On July 29, taking cognisance of the indifferent West Bengal state machinery, the Joint Forum of tea unions convened a meeting and decided to send a memorandum to all the appropriate authorities of the government – from district to national level – and Planters’ Association (employer’s bodies) on August 1. The tea plantation workers will also observe a “united peaceful rally” on the same day to press for their long-standing demands.
Their grievances include non-enforcement of minimum wages, non-implementation of food security act and absence of a provision of land patta to landless tea garden residents among other things.
The Joint Forum, a platform of about 29 tea workers’ union from different political affiliations – other than the ruling Trinamool Congress (TMC) – has also decided to seek the intervention of Finance Minister Nirmala Sitharaman and West Bengal Chief Minister Mamata Banerjee by submitting them the memorandum, enumerating the social issues faced by the tea workers.
Minimum wages for the labour of tea workers in West Bengal remains a pipe dream despite five years of solidarity movement, 14 tripartite meetings with the state government and numerous strikes and lockouts.
Also read:Tea Workers’ Strike: Trouble Brewing for the Government of West Bengal
With intervention of trade unions, the tea industry in Bengal has over the years recorded myriads of conflicts between the tea plantation workers and the employers.
However, it was in February 2015 that a tripartite agreement was signed, for the first time in the history of more than 150 years of tea industry in Bengal, with the Mamata Government to implement minimum wages. A Wage Advisory Committee was created to review the minimum wages, which in August 2018 proposed Rs. 172 per day as a minimum wage, which also included compensation for procuring food grains. The Joint Forum, however, made a counter proposal of Rs. 239 per day.
The main contention of the Joint Forum was the non-consideration of ‘fringe benefits’ such as clothing, housing, medical facilities and other such necessities in the proposed wages by the advisory committee. According to various constituents of the Joint Forum, the wages also failed to realize the monetised value of education, health and old age provisions, a basic demand for the sustenance of the tea plantation labourers.
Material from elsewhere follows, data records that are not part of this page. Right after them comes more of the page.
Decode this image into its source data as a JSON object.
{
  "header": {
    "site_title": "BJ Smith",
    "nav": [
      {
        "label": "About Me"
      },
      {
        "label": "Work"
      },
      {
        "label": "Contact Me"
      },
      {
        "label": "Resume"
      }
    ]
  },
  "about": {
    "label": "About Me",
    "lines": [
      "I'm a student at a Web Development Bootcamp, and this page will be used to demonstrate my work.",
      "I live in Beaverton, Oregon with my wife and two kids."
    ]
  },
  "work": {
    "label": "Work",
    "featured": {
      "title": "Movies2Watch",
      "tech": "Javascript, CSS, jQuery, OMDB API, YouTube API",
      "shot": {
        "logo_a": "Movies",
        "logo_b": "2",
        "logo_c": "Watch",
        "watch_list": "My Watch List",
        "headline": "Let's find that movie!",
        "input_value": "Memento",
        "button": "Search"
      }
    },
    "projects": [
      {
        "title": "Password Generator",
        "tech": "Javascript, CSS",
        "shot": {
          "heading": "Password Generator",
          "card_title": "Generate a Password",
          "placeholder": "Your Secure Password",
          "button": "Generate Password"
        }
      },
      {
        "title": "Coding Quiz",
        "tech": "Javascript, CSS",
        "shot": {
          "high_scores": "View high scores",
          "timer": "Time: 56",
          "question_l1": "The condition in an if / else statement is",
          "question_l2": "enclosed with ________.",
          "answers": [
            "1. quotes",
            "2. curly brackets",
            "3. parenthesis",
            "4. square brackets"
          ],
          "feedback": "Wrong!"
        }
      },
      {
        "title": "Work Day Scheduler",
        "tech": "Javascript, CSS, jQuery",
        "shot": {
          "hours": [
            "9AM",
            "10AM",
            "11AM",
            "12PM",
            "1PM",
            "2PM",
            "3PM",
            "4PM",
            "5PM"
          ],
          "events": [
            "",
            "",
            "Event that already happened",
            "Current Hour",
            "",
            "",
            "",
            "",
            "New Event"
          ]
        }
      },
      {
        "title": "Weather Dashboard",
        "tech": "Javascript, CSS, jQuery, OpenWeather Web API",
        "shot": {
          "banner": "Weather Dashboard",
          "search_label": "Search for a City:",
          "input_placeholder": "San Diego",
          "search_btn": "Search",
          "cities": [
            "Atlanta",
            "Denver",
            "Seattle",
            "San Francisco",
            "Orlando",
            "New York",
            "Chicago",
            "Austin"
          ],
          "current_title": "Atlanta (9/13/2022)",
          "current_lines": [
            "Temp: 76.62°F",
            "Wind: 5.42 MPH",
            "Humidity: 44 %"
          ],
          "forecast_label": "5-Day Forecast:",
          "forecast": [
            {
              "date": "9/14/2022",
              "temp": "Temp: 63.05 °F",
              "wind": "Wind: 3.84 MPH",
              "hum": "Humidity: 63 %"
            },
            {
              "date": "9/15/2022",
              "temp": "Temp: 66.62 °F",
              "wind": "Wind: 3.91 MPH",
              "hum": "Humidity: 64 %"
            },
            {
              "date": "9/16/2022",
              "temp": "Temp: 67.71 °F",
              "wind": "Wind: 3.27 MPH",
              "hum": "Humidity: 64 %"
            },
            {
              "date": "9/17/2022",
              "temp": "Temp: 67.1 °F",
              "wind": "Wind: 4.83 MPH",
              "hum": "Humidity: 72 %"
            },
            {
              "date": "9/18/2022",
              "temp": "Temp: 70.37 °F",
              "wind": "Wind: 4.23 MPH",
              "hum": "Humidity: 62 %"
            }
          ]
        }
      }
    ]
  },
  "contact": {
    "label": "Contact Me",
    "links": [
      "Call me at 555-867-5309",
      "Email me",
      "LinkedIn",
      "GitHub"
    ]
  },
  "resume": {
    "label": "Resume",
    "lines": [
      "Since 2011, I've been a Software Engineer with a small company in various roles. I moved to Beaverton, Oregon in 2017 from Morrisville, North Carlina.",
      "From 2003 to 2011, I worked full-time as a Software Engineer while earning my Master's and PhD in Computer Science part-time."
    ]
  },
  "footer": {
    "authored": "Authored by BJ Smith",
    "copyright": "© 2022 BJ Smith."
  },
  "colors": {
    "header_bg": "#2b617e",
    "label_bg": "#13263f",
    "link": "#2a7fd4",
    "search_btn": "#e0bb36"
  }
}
NewsClick spoke to Ziaul Alam, general secretary of the Cha Bagicha Shramik Union (Tea Plantations Workers’ Union, one of the constituents of the Joint Forum), who shared his anger over the state government inaction over the issue of minimum wages.
“The state government, in the 14th tripartite meeting in December 2018, had accepted our demand to consider various other benefits in deciding the minimum wages of the tea workers,” said Alam, adding, “however, it has failed to act on those deliberations.”
“Mere assurances were provided to us and as we know, assurances don’t solve problems,” he added.
Several ‘token’ strikes were held over the non-implementation of the Minimum Wages Act by the agitating members of the Joint Forum. However, such ‘token’ strikes can cause massive repercussions for the tea industry as a whole, caused by the loss of a working day. As most labourers in the tea gardens are tribals and immigrants, the consequences of a strike are felt in much worse manner by the workers themselves.
Speaking with NewsClick, Abhijit Mazumdar, working president of the Terai Sangrami Cha Shramik Union (also one of the constituents of the Joint Forum), said that the dismal condition of the tea plantation workers in Bengal is reaching a new low every day.
The four major demands also include the demand for 60 years to be declared as the age of retirement and a provision for household land to landless tea workers that will alleviate the situation as it will directly address the social issues faced by the tea labourers, added Mazumdar.
Also read: Tea Garden Workers Break the Jinx of Identity and Communal Politics